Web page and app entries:
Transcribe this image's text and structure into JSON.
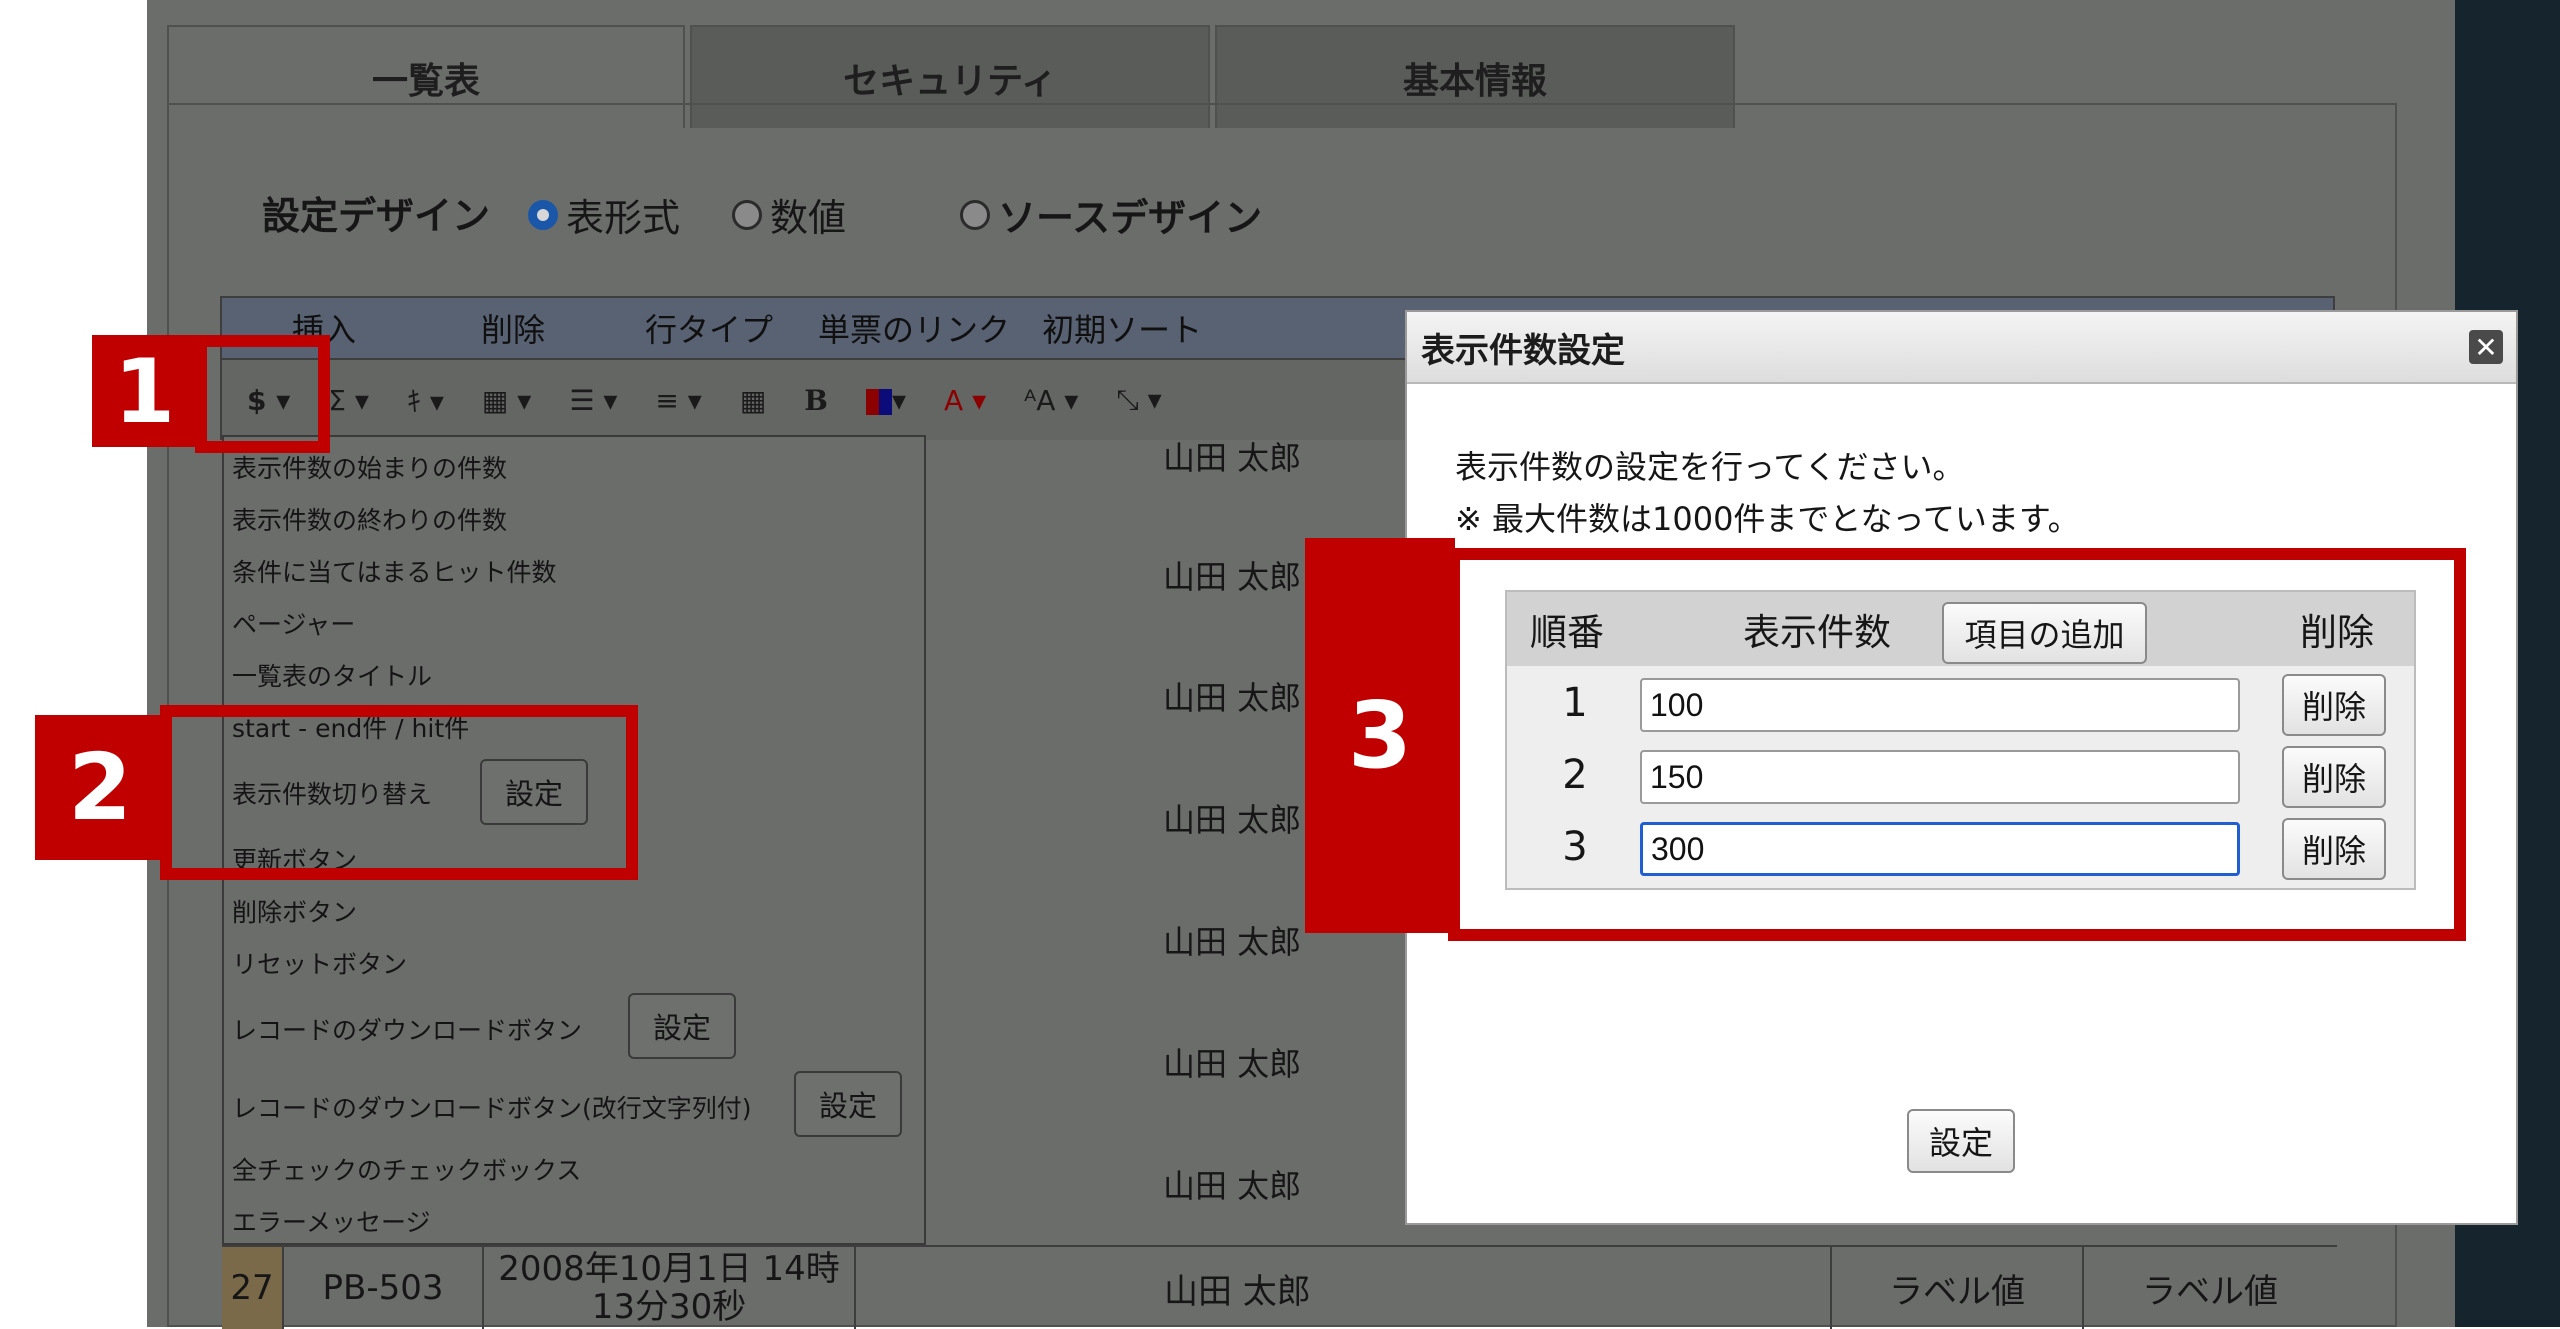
{
  "tabs": [
    {
      "label": "一覧表"
    },
    {
      "label": "セキュリティ"
    },
    {
      "label": "基本情報"
    }
  ],
  "design": {
    "label": "設定デザイン",
    "options": [
      "表形式",
      "数値",
      "ソースデザイン"
    ],
    "selected": "表形式"
  },
  "menubar": [
    "挿入",
    "削除",
    "行タイプ",
    "単票のリンク",
    "初期ソート"
  ],
  "toolbar": {
    "dollar": "$ ▾",
    "sigma": "Σ ▾",
    "strike": "ｷ ▾",
    "border": "▦ ▾",
    "valign": "☰ ▾",
    "align": "≡ ▾",
    "table": "▦",
    "bold": "B",
    "color": "▾",
    "fontcolor": "A ▾",
    "fontsize": "ᴬA ▾",
    "resize": "⤡ ▾"
  },
  "dropdown": {
    "items": [
      "表示件数の始まりの件数",
      "表示件数の終わりの件数",
      "条件に当てはまるヒット件数",
      "ページャー",
      "一覧表のタイトル",
      "start - end件 / hit件",
      "表示件数切り替え",
      "更新ボタン",
      "削除ボタン",
      "リセットボタン",
      "レコードのダウンロードボタン",
      "レコードのダウンロードボタン(改行文字列付)",
      "全チェックのチェックボックス",
      "エラーメッセージ"
    ],
    "set_label": "設定"
  },
  "table_names": [
    "山田 太郎",
    "山田 太郎",
    "山田 太郎",
    "山田 太郎",
    "山田 太郎",
    "山田 太郎",
    "山田 太郎",
    "山田 太郎"
  ],
  "row27": {
    "no": "27",
    "code": "PB-503",
    "date_line1": "2008年10月1日 14時",
    "date_line2": "13分30秒",
    "name": "山田 太郎",
    "label1": "ラベル値",
    "label2": "ラベル値"
  },
  "callouts": [
    "1",
    "2",
    "3"
  ],
  "dialog": {
    "title": "表示件数設定",
    "close": "✕",
    "instruction": "表示件数の設定を行ってください。",
    "note": "※ 最大件数は1000件までとなっています。",
    "headers": {
      "order": "順番",
      "count": "表示件数",
      "add": "項目の追加",
      "delete": "削除"
    },
    "rows": [
      {
        "order": "1",
        "value": "100",
        "delete": "削除"
      },
      {
        "order": "2",
        "value": "150",
        "delete": "削除"
      },
      {
        "order": "3",
        "value": "300",
        "delete": "削除"
      }
    ],
    "submit": "設定"
  },
  "colors": {
    "accent_red": "#c00000",
    "overlay_gray": "#6b6d6b",
    "focus_blue": "#1f5fd1"
  }
}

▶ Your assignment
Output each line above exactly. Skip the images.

▶ Answer below
Transcribe this image's text and structure into JSON.
{
  "tabs": [
    {
      "label": "一覧表"
    },
    {
      "label": "セキュリティ"
    },
    {
      "label": "基本情報"
    }
  ],
  "design": {
    "label": "設定デザイン",
    "options": [
      "表形式",
      "数値",
      "ソースデザイン"
    ],
    "selected": "表形式"
  },
  "menubar": [
    "挿入",
    "削除",
    "行タイプ",
    "単票のリンク",
    "初期ソート"
  ],
  "toolbar": {
    "dollar": "$ ▾",
    "sigma": "Σ ▾",
    "strike": "ｷ ▾",
    "border": "▦ ▾",
    "valign": "☰ ▾",
    "align": "≡ ▾",
    "table": "▦",
    "bold": "B",
    "color": "▾",
    "fontcolor": "A ▾",
    "fontsize": "ᴬA ▾",
    "resize": "⤡ ▾"
  },
  "dropdown": {
    "items": [
      "表示件数の始まりの件数",
      "表示件数の終わりの件数",
      "条件に当てはまるヒット件数",
      "ページャー",
      "一覧表のタイトル",
      "start - end件 / hit件",
      "表示件数切り替え",
      "更新ボタン",
      "削除ボタン",
      "リセットボタン",
      "レコードのダウンロードボタン",
      "レコードのダウンロードボタン(改行文字列付)",
      "全チェックのチェックボックス",
      "エラーメッセージ"
    ],
    "set_label": "設定"
  },
  "table_names": [
    "山田 太郎",
    "山田 太郎",
    "山田 太郎",
    "山田 太郎",
    "山田 太郎",
    "山田 太郎",
    "山田 太郎",
    "山田 太郎"
  ],
  "row27": {
    "no": "27",
    "code": "PB-503",
    "date_line1": "2008年10月1日 14時",
    "date_line2": "13分30秒",
    "name": "山田 太郎",
    "label1": "ラベル値",
    "label2": "ラベル値"
  },
  "callouts": [
    "1",
    "2",
    "3"
  ],
  "dialog": {
    "title": "表示件数設定",
    "close": "✕",
    "instruction": "表示件数の設定を行ってください。",
    "note": "※ 最大件数は1000件までとなっています。",
    "headers": {
      "order": "順番",
      "count": "表示件数",
      "add": "項目の追加",
      "delete": "削除"
    },
    "rows": [
      {
        "order": "1",
        "value": "100",
        "delete": "削除"
      },
      {
        "order": "2",
        "value": "150",
        "delete": "削除"
      },
      {
        "order": "3",
        "value": "300",
        "delete": "削除"
      }
    ],
    "submit": "設定"
  },
  "colors": {
    "accent_red": "#c00000",
    "overlay_gray": "#6b6d6b",
    "focus_blue": "#1f5fd1"
  }
}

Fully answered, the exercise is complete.